The bustling little town of Amherst has a rich history, from its infamous founders to current events.

Few Amherst residents remember the town’s early days, but 96-year-old Amherst native Mary Miller does.

Miller was born in 1926 to Fred and Beral Powers. Fred was the first superintendent of the Amherst School District and is considered one of the founders of Amherst.

Back then, the small town was just getting its start, from its historic sandstone buildings to its growing school system.

“Growing up, I had one of my first jobs at a US Automatic, which is now called Nordson, during World War II,” Miller said. “It seemed like a patriotic thing to do and I felt like Rosie the Riveter.

“We had to screw things together that would be part of a bomb, which was cool.”

Miller then worked at St. Joseph’s Hospital before leaving for college.

Miller smiles as he talks about the downtown climax on Saturday night.

“All the shops downtown were open late on Saturday night because the farmers were coming into town to sell,” she recalls. “Everyone from all over Amherst came to town to see each other and hang out.

“Even us kids who had just seen each other at school on Friday would be so excited to hang out together.”

Miller not only contributed to his own life, but also that of fellow Amherst legend Marion L. Steele.

“She was a farm girl,” Miller says. “She walked to school every day from her home on Middle Ridge Road, and she made it a point to do healthy things like walking every day.”

Steele would go on to become principal of Powers School downtown.

“(Steele) was very independent and had this way of her that if you were called into her office for a misdemeanor, she would tell you she was very disappointed and enough was enough right now,” Miller said.

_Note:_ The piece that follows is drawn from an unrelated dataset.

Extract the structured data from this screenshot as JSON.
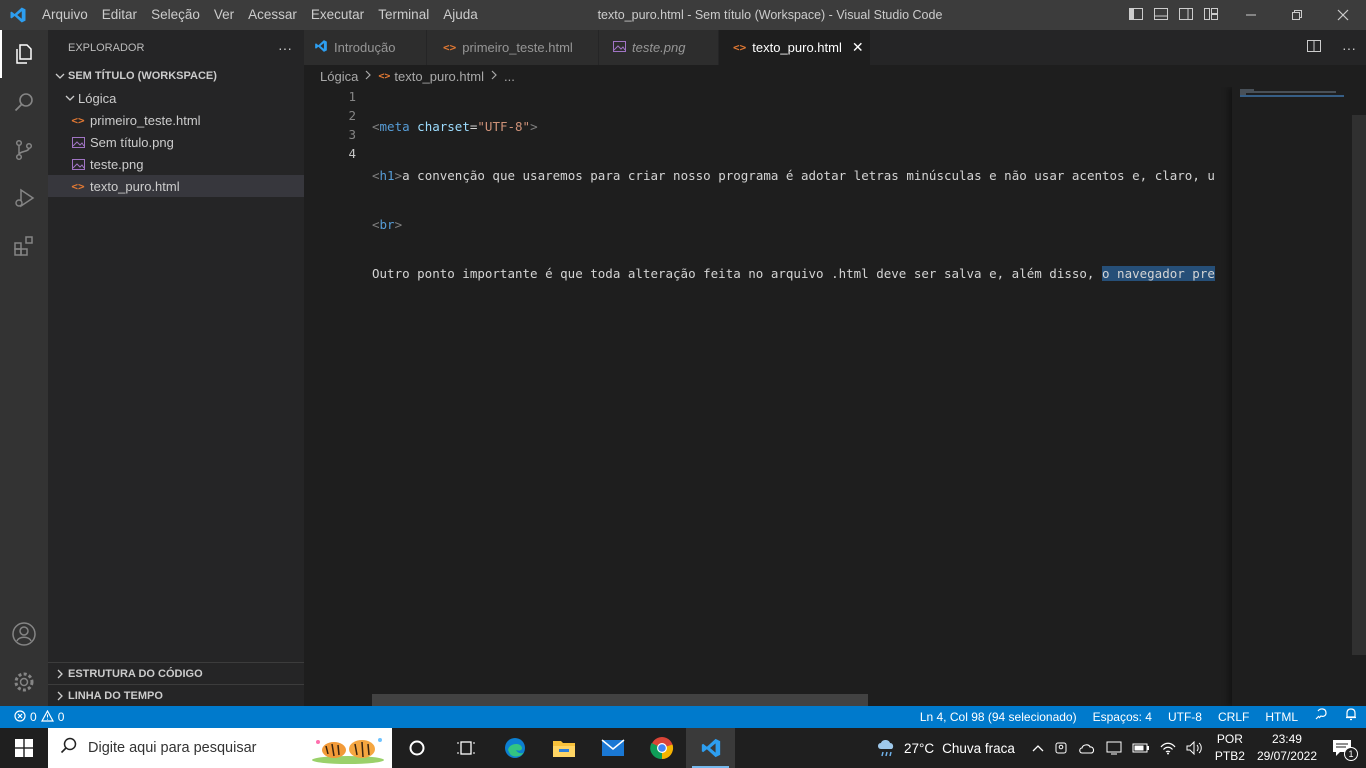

Although she is the daughter of Fred Powers, Miller said she is not often left behind when things go wrong.

“I was often in his office for all sorts of things,” she said. “The superintendent thought my teachers wouldn’t send me to the office because of my dad, but they did – and I deserved it sometimes.”

Friends with Steele

Miller grew up being friends with Steele’s older matron, studying her life story as history was being made, and even played the organ at her funeral in June 1973 at the he then-Amherst United Congregational Church of Christ at 379 S. Main St. Steele was 85 when she died.

“She never married,” Miller said. “She had a pretty serious boyfriend for a little while there, but I think he died in World War I, and she never really started dating again after that.

“She had lots of friends and traveled overseas several times, bringing him to laugh and smile with her. She was a power woman and many young women today can learn a lot from her.

Besides Steele, Miller befriended teacher Maude Neiding and even knew relatives from the Harris and Nord families, whose names have remained famous in the historic downtown area.

Perhaps one of Miller’s fondest memories involves an impromptu trip to New York in the fall of 1945.

“My friend and I had just graduated from high school and wanted to go to New York,” she said. “Mr. Nord’s son-in-law owned a hotel there and rented out rooms, so we were able to get a room.

“While we were there, we met a young sailor from Ohio who had just returned from work on a PT boat in the English Channel. He took us to Sammy’s Bowery Follies, which was in Life Magazine a few months later.

Miller laughs as she remembers seeing herself with her friend and the sailor in a photo taken from the Bowery that ran in Hollywood.

Miller, although not as active as she once was, continues to bring history to life through her in the form of her granddaughter Emily Marty, who along with her husband, Russ, continues to to honor the history of Amherst schools through their work with the Amherst Historical Society.

Miller continues to serve as a role model for young women today as she did in the 1940s through her adventures and experiences proving that young women were just as capable as men in the not so distant past.